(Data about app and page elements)
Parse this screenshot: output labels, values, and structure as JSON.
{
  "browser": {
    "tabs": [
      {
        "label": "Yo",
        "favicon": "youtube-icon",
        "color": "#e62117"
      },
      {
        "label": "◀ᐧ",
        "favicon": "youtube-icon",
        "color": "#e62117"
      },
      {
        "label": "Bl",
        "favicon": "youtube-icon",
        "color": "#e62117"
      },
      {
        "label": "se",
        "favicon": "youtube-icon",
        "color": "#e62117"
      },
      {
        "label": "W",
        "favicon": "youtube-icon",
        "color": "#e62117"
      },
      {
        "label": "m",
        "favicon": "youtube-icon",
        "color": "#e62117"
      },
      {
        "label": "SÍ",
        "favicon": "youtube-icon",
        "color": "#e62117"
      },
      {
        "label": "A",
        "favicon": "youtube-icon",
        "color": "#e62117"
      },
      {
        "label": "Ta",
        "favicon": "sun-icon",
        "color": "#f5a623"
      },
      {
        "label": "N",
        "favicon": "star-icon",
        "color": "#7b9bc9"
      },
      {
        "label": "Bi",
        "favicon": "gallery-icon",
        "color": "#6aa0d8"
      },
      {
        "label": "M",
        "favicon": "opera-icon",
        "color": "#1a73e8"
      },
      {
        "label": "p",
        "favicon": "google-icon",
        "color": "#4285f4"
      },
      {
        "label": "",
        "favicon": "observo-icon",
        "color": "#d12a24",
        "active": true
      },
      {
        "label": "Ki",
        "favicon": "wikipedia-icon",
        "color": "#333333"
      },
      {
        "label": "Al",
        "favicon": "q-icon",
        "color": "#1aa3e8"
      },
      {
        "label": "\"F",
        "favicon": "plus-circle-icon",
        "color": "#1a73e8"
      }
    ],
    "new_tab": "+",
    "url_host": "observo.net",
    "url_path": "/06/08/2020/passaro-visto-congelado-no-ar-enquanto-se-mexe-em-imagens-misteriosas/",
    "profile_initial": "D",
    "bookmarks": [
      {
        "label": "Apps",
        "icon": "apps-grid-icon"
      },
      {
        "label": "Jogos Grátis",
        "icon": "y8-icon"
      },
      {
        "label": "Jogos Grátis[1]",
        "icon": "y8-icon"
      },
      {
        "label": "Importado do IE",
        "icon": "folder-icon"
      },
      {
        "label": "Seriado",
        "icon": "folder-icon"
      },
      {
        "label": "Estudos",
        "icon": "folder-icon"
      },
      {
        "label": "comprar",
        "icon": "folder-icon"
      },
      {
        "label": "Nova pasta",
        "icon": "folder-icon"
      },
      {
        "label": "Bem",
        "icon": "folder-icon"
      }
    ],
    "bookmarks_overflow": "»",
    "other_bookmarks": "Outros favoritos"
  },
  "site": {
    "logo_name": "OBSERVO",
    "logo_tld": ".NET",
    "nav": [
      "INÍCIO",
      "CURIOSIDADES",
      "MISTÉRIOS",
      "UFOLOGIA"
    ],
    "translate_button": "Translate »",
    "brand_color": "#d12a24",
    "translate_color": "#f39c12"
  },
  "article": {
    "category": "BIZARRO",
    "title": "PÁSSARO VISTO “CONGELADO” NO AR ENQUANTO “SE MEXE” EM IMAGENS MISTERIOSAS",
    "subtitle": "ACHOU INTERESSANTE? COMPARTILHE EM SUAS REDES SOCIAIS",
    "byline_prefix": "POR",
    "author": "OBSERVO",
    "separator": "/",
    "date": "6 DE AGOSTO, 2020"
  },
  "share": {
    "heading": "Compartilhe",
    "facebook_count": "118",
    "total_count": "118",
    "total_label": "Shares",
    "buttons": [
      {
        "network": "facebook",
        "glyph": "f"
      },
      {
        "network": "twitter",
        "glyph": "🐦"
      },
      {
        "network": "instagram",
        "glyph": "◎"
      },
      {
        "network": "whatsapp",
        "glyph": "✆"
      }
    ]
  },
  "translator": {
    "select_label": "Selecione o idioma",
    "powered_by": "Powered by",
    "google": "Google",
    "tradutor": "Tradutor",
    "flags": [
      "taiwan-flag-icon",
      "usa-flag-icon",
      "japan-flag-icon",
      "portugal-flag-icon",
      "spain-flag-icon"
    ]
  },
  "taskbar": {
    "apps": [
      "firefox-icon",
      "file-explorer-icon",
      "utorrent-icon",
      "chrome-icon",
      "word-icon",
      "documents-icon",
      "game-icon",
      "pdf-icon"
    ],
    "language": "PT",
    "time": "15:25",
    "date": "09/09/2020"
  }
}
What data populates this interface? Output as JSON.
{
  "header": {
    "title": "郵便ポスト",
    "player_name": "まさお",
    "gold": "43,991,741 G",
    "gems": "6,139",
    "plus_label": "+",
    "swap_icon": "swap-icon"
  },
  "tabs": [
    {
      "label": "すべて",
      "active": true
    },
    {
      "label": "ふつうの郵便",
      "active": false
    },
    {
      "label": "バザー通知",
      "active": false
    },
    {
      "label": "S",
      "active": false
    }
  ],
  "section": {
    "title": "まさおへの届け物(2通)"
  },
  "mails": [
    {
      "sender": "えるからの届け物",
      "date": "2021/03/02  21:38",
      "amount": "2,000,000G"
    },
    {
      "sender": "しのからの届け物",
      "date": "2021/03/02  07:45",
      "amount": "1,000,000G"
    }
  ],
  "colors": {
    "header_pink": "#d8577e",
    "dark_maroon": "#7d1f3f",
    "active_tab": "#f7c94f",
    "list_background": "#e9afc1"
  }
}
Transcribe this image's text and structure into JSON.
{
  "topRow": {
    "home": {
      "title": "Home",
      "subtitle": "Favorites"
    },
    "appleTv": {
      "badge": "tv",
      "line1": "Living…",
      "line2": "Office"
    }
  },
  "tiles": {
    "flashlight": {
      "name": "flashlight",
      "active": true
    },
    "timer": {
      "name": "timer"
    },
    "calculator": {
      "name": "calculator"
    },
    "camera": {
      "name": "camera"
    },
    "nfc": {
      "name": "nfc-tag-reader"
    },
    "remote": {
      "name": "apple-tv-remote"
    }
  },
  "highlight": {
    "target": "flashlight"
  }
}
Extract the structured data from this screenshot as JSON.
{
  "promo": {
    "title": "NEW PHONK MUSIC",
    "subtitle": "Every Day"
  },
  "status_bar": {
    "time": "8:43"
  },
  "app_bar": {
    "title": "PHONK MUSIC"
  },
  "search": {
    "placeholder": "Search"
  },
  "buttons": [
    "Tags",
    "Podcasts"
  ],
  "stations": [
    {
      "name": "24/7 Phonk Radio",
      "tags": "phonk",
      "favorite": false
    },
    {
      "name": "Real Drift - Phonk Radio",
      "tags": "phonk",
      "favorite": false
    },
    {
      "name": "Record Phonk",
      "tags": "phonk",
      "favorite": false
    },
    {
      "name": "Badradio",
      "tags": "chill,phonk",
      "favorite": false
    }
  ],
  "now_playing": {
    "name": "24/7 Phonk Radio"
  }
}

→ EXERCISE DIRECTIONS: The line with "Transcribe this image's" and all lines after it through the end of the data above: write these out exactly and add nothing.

→ ANSWER TO THIS PROBLEM:
Transcribe this image's text and structure into JSON.
{
  "topRow": {
    "home": {
      "title": "Home",
      "subtitle": "Favorites"
    },
    "appleTv": {
      "badge": "tv",
      "line1": "Living…",
      "line2": "Office"
    }
  },
  "tiles": {
    "flashlight": {
      "name": "flashlight",
      "active": true
    },
    "timer": {
      "name": "timer"
    },
    "calculator": {
      "name": "calculator"
    },
    "camera": {
      "name": "camera"
    },
    "nfc": {
      "name": "nfc-tag-reader"
    },
    "remote": {
      "name": "apple-tv-remote"
    }
  },
  "highlight": {
    "target": "flashlight"
  }
}
Extract the structured data from this screenshot as JSON.
{
  "promo": {
    "title": "NEW PHONK MUSIC",
    "subtitle": "Every Day"
  },
  "status_bar": {
    "time": "8:43"
  },
  "app_bar": {
    "title": "PHONK MUSIC"
  },
  "search": {
    "placeholder": "Search"
  },
  "buttons": [
    "Tags",
    "Podcasts"
  ],
  "stations": [
    {
      "name": "24/7 Phonk Radio",
      "tags": "phonk",
      "favorite": false
    },
    {
      "name": "Real Drift - Phonk Radio",
      "tags": "phonk",
      "favorite": false
    },
    {
      "name": "Record Phonk",
      "tags": "phonk",
      "favorite": false
    },
    {
      "name": "Badradio",
      "tags": "chill,phonk",
      "favorite": false
    }
  ],
  "now_playing": {
    "name": "24/7 Phonk Radio"
  }
}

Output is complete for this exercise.